Material provided
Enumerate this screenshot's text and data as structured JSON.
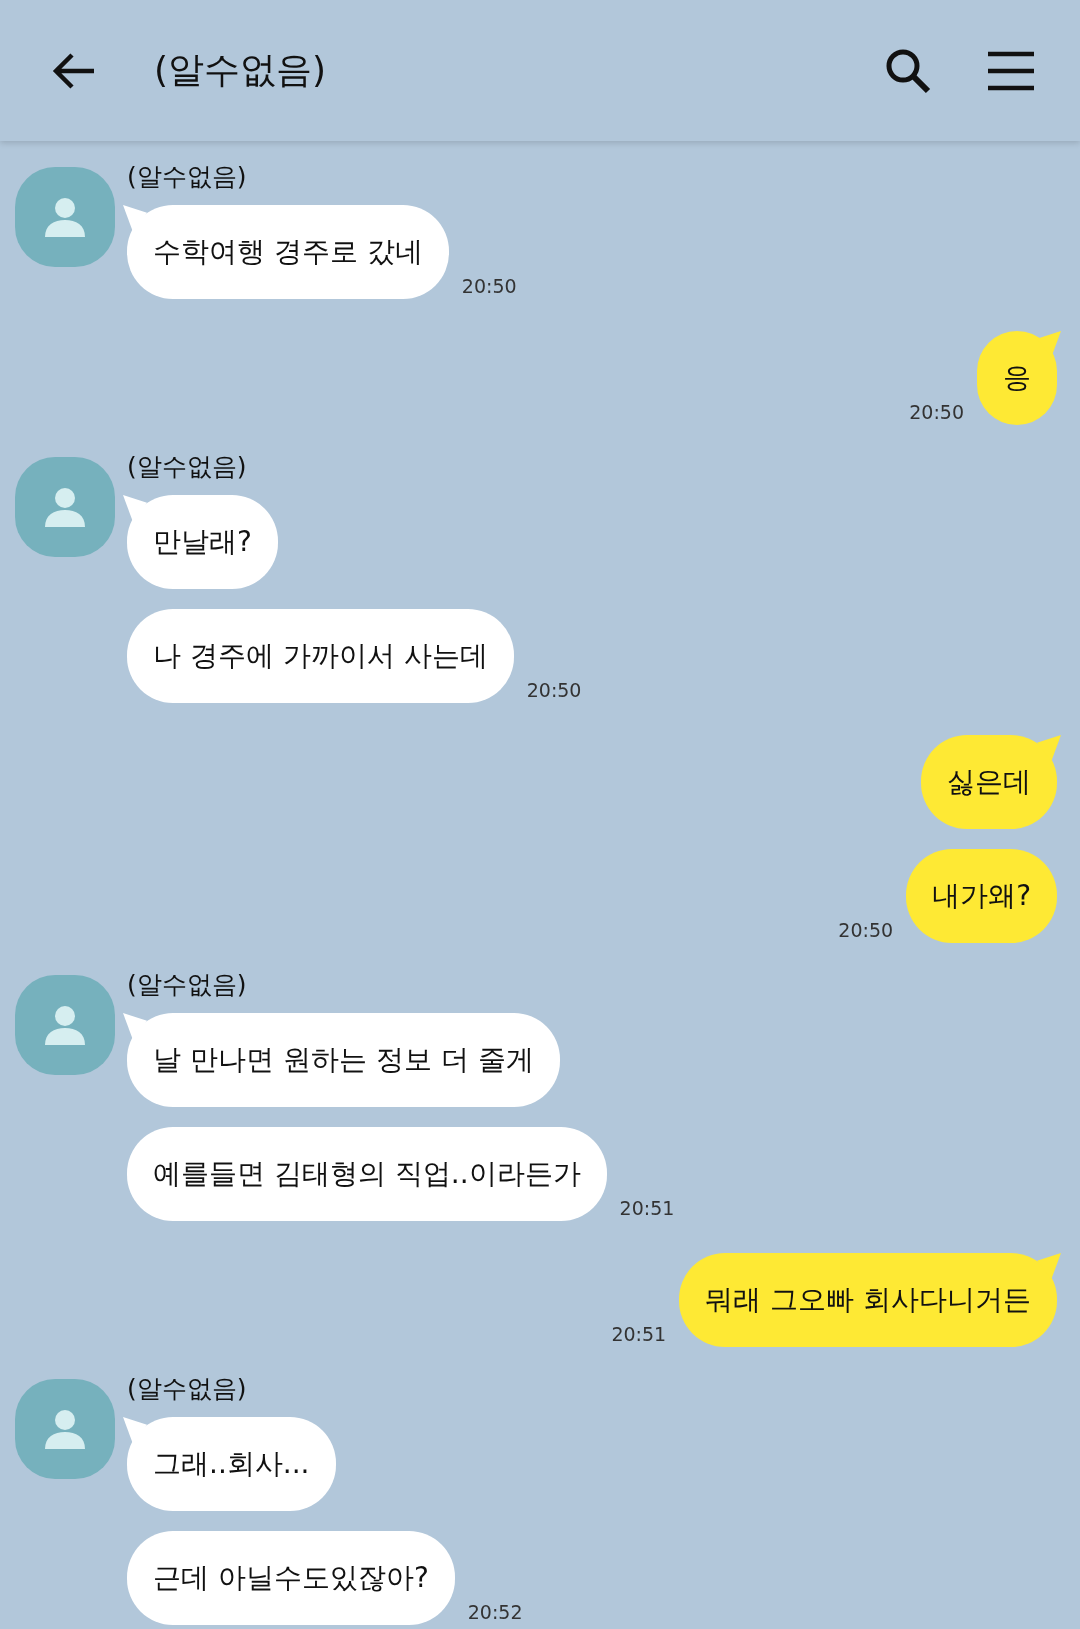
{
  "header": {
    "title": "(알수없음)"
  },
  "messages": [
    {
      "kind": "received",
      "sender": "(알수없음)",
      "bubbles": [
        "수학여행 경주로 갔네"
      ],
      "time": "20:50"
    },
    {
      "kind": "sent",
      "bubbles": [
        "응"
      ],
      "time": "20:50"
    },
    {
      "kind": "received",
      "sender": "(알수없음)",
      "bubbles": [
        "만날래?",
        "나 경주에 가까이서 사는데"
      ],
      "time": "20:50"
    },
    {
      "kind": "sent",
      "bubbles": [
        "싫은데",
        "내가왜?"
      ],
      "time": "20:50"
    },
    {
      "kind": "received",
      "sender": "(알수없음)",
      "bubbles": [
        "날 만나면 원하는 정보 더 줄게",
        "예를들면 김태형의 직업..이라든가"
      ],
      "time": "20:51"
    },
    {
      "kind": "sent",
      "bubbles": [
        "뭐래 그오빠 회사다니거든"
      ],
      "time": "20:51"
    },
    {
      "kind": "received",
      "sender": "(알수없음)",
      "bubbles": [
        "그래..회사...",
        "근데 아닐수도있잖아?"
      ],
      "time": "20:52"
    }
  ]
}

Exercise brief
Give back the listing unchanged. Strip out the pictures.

Written reply
Enumerate this screenshot's text and data as structured JSON.
{
  "header": {
    "title": "(알수없음)"
  },
  "messages": [
    {
      "kind": "received",
      "sender": "(알수없음)",
      "bubbles": [
        "수학여행 경주로 갔네"
      ],
      "time": "20:50"
    },
    {
      "kind": "sent",
      "bubbles": [
        "응"
      ],
      "time": "20:50"
    },
    {
      "kind": "received",
      "sender": "(알수없음)",
      "bubbles": [
        "만날래?",
        "나 경주에 가까이서 사는데"
      ],
      "time": "20:50"
    },
    {
      "kind": "sent",
      "bubbles": [
        "싫은데",
        "내가왜?"
      ],
      "time": "20:50"
    },
    {
      "kind": "received",
      "sender": "(알수없음)",
      "bubbles": [
        "날 만나면 원하는 정보 더 줄게",
        "예를들면 김태형의 직업..이라든가"
      ],
      "time": "20:51"
    },
    {
      "kind": "sent",
      "bubbles": [
        "뭐래 그오빠 회사다니거든"
      ],
      "time": "20:51"
    },
    {
      "kind": "received",
      "sender": "(알수없음)",
      "bubbles": [
        "그래..회사...",
        "근데 아닐수도있잖아?"
      ],
      "time": "20:52"
    }
  ]
}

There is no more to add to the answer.